Your Ayurvedic Winter Guide | Ayurveda


There is a particular stillness that characterizes winter, and with it comes a subtle invitation to redirect our own energies inward. This season is actually the perfect antidote to the fast-paced mobility of the summer and fall. It is a time to rest, reflect, hold space, vision, hibernate and withdraw some of your outwardly-focused energy. 
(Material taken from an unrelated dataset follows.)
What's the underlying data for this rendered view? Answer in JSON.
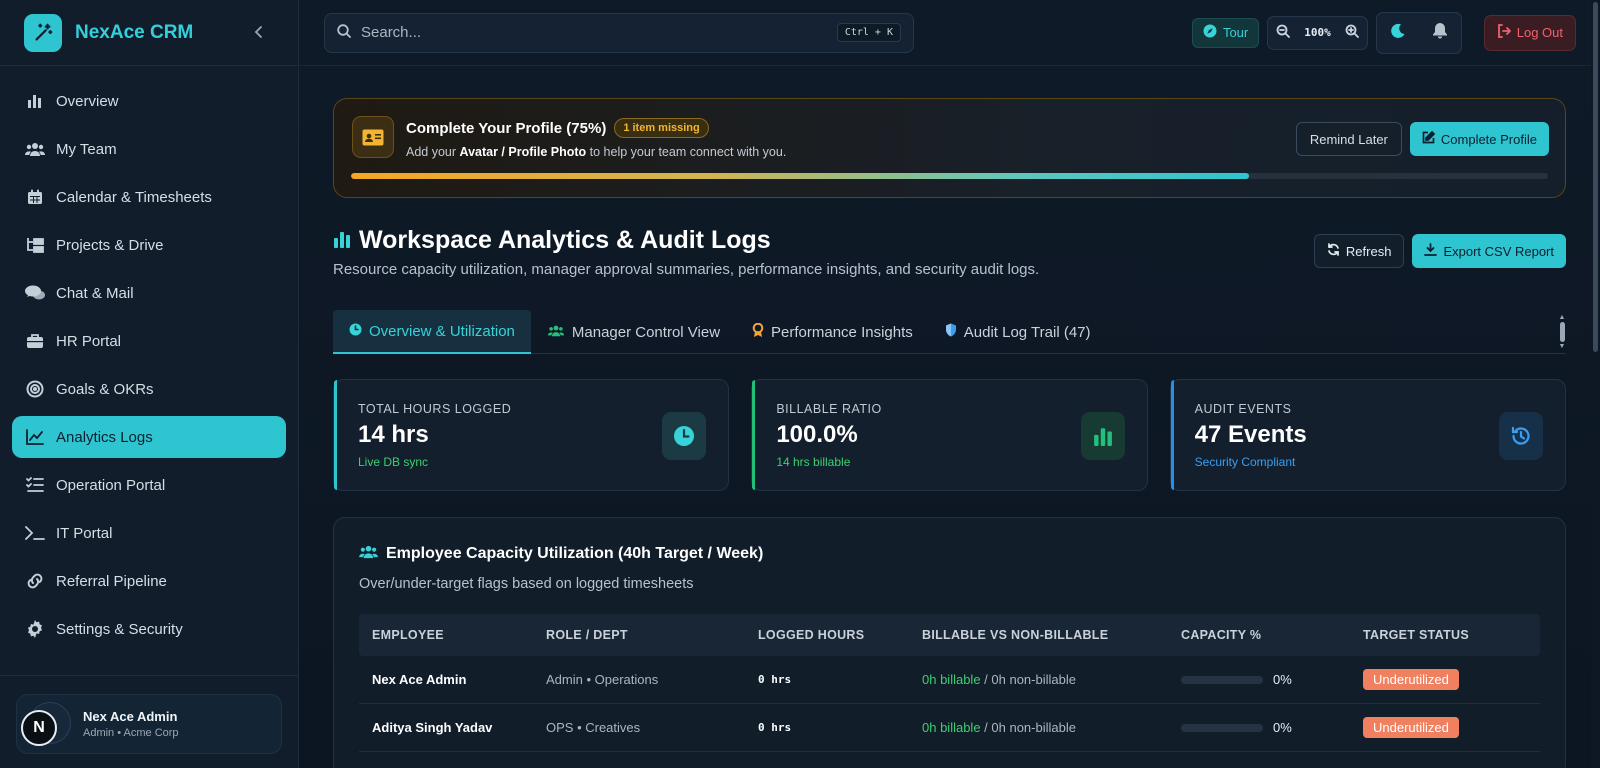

Ayurveda teaches us that like increases like and that opposites balance. As a result, the same experience can affect two different people in dramatically different ways, depending on his/her inner nature. Each of the seasons ushers in a unique set of qualities that can either pacify or aggravate your mind-body. This is why some people relish the heat of the summer while others loathe it, why some can spend an entire winter playing in the snow while others avoid it like the plague. But regardless of who you are, your local climate is a key player in your overall state of balance. This is precisely why a seasonal routine is so important and, in truth, so helpful. By adapting your diet and lifestyle to better accommodate the changing seasons, you can drastically reduce the likelihood of any seasonally-induced imbalances and, should they arise, the same strategies will gently coax your body back toward its natural state of equilibrium.
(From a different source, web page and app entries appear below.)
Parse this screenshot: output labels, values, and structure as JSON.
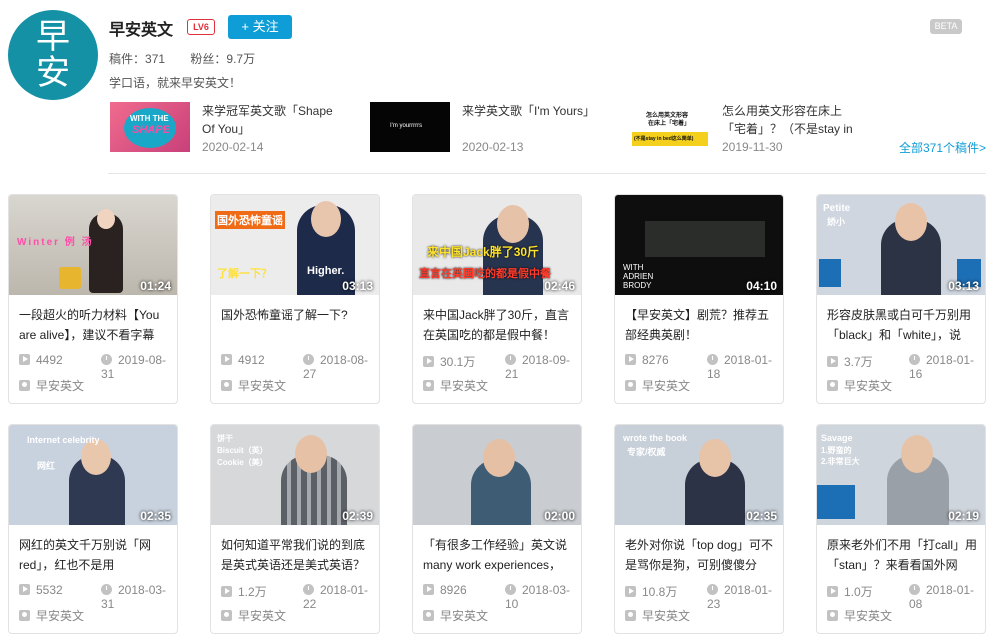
{
  "header": {
    "avatar_text_top": "早",
    "avatar_text_bottom": "安",
    "username": "早安英文",
    "level": "LV6",
    "follow_label": "+ 关注",
    "beta": "BETA",
    "posts_label": "稿件：",
    "posts": "371",
    "fans_label": "粉丝：",
    "fans": "9.7万",
    "bio": "学口语，就来早安英文！",
    "all_link": "全部371个稿件>"
  },
  "recent": [
    {
      "title": "来学冠军英文歌「Shape Of You」",
      "date": "2020-02-14",
      "thumb_text_1": "WITH THE",
      "thumb_text_2": "SHAPE"
    },
    {
      "title": "来学英文歌「I'm Yours」",
      "date": "2020-02-13",
      "thumb_text_1": "I'm yourrrrrs"
    },
    {
      "title": "怎么用英文形容在床上「宅着」？（不是stay in",
      "date": "2019-11-30",
      "thumb_text_1": "怎么用英文形容",
      "thumb_text_2": "在床上「宅着」",
      "thumb_text_3": "(不是stay in bed这么简单)"
    }
  ],
  "videos": [
    {
      "title": "一段超火的听力材料【You are alive】，建议不看字幕",
      "duration": "01:24",
      "views": "4492",
      "date": "2019-08-31",
      "author": "早安英文",
      "overlay": "Winter 例 汤"
    },
    {
      "title": "国外恐怖童谣了解一下?",
      "duration": "03:13",
      "views": "4912",
      "date": "2018-08-27",
      "author": "早安英文",
      "overlay_1": "国外恐怖童谣",
      "overlay_2": "了解一下？",
      "overlay_3": "Higher."
    },
    {
      "title": "来中国Jack胖了30斤，直言在英国吃的都是假中餐！",
      "duration": "02:46",
      "views": "30.1万",
      "date": "2018-09-21",
      "author": "早安英文",
      "overlay_1": "来中国Jack胖了30斤",
      "overlay_2": "直言在英国吃的都是假中餐"
    },
    {
      "title": "【早安英文】剧荒？推荐五部经典英剧！",
      "duration": "04:10",
      "views": "8276",
      "date": "2018-01-18",
      "author": "早安英文",
      "overlay": "WITH ADRIEN BRODY"
    },
    {
      "title": "形容皮肤黑或白可千万别用「black」和「white」，说",
      "duration": "03:13",
      "views": "3.7万",
      "date": "2018-01-16",
      "author": "早安英文",
      "overlay_1": "Petite",
      "overlay_2": "娇小"
    },
    {
      "title": "网红的英文千万别说「网red」，红也不是用",
      "duration": "02:35",
      "views": "5532",
      "date": "2018-03-31",
      "author": "早安英文",
      "overlay_1": "Internet celebrity",
      "overlay_2": "网红"
    },
    {
      "title": "如何知道平常我们说的到底是英式英语还是美式英语？",
      "duration": "02:39",
      "views": "1.2万",
      "date": "2018-01-22",
      "author": "早安英文",
      "overlay_1": "饼干",
      "overlay_2": "Biscuit（英）",
      "overlay_3": "Cookie（美）"
    },
    {
      "title": "「有很多工作经验」英文说many work experiences，",
      "duration": "02:00",
      "views": "8926",
      "date": "2018-03-10",
      "author": "早安英文",
      "overlay": ""
    },
    {
      "title": "老外对你说「top dog」可不是骂你是狗，可别傻傻分",
      "duration": "02:35",
      "views": "10.8万",
      "date": "2018-01-23",
      "author": "早安英文",
      "overlay_1": "wrote the book",
      "overlay_2": "专家/权威"
    },
    {
      "title": "原来老外们不用「打call」用「stan」？来看看国外网",
      "duration": "02:19",
      "views": "1.0万",
      "date": "2018-01-08",
      "author": "早安英文",
      "overlay_1": "Savage",
      "overlay_2": "1.野蛮的",
      "overlay_3": "2.非常巨大"
    }
  ]
}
This season is characterized by cold weather, a sense of heaviness, increased moisture (usually in the form of rain or snow), cloud-covered days, and the grounded, slow feeling that sends many animals into hibernation. These are all qualities shared by kapha dosha, which is why winter is considered to be—primarily—a kapha season. However, if your climate is exceptionally cold and dry, or if you tend to feel more isolated during the winter months, vata will also be a strong component of your winter season. 
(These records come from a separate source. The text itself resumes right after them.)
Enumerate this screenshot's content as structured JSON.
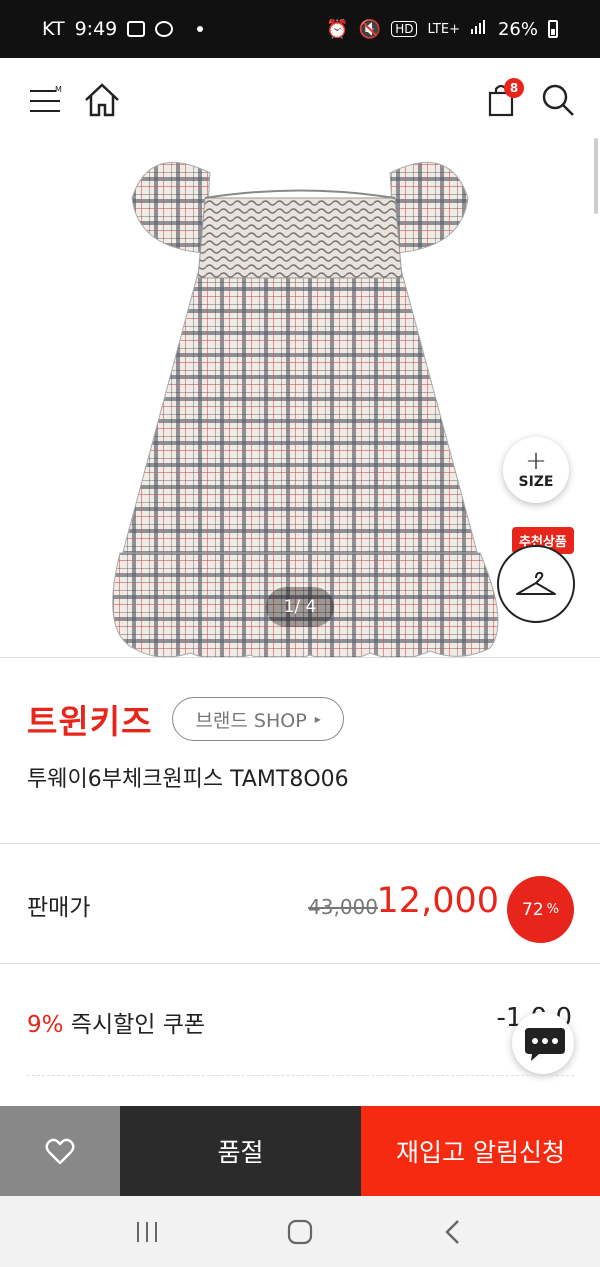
{
  "status_bar": {
    "carrier": "KT",
    "time": "9:49",
    "network": "LTE+",
    "hd": "HD",
    "battery": "26%"
  },
  "header": {
    "cart_count": "8"
  },
  "gallery": {
    "pager": "1/ 4",
    "size_plus": "+",
    "size_label": "SIZE",
    "recommend_label": "추천상품"
  },
  "product": {
    "brand": "트윈키즈",
    "brand_shop": "브랜드 SHOP",
    "brand_shop_arrow": "▸",
    "name": "투웨이6부체크원피스 TAMT8O06"
  },
  "price": {
    "label": "판매가",
    "original": "43,000",
    "sale": "12,000",
    "discount": "72",
    "discount_unit": "%"
  },
  "coupon": {
    "percent": "9%",
    "label": " 즉시할인 쿠폰",
    "value": "-1,0 0"
  },
  "actions": {
    "soldout": "품절",
    "restock": "재입고 알림신청"
  },
  "colors": {
    "accent": "#e8251a",
    "restock_bg": "#f62a10",
    "soldout_bg": "#2b2b2b",
    "wish_bg": "#888888"
  }
}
To reduce both kapha and vata doshas, you’ll want to focus on eating warm, cooked, slightly oily, well-spiced foods, favoring a balance of the sweet, sour, salty, pungent, bitter, and astringent tastes. Try to drink room temperature, warm, or hot beverages and avoid iced or chilled drinks, if possible. Teas made with combinations of ginger,cinnamon, and black pepper or coriander seeds, cumin seeds, and fennel seeds encourage strong digestion and can be taken after meals. Hearty, heating vegetables like radishes, cooked spinach, onions, carrots, and other root vegetables are generally well received this time of year, as are hot spices like garlic, ginger, black pepper, cayenne, and chili peppers. Cooked grains like oatmeal, cornmeal, barley, tapioca, rice, or kitchari make a terrific breakfast, and lunches and dinners of steamed vegetables, whole wheat breads, and mushy soups are ideal. And while it is best reduced dairy in the winter months, a cup of hot, spiced milk with a pinch of turmeric or dried ginger and nutmeg before bed can aid in sleep without being overly congesting. 

Visit the recipe page for more balancing meals. 

Sachi Doctor

Elemental Alchemy, 90 Rio Vista Avenue, Oakland, CA, 94611

Sachi Doctor is an Ayurvedic practitioner and holistic health coach who founded Elemental Alchemy with the mission to provide a resource for those navigating their way towards optimal mind-body health.

Diagnosed with an autoimmune disease at a young age, Sachi has spent over twenty years exploring different health modalities, treatment plans, diets and mindfulness practices to help alleviate chronic pain and restore balance.

After years of looking to others for a model of health with no relief, Sachi realized that the answers she sought were not hidden in someone else’s prescription for wellness but unique to her, and that the first step towards discovery was actually tuning out what was right for others and tuning into herself.

As she tapped into the wisdom of her own body, she discovered that the elements foundational for health  — the blueprint she so fervently sought — was within her, within each of us. Since then Sachi has been passionate about helping others also cultivate clarity and inner wisdom for vibrant health.

In addition to her Ayurvedic and nutrition education, Sachi has completed over 800 hours of yoga teacher training and continues to study with her mother, her first yoga teacher, for whom these practices are a way of life.

Sachi is a board member of the Prison Yoga Project at San Quentin State Prison and serves as an ambassador for Yoga Gives Back, a non-profit that raises funds within the US yoga community to support microcredit programs for women in India. She holds a Msc in Development from the London School of Economics.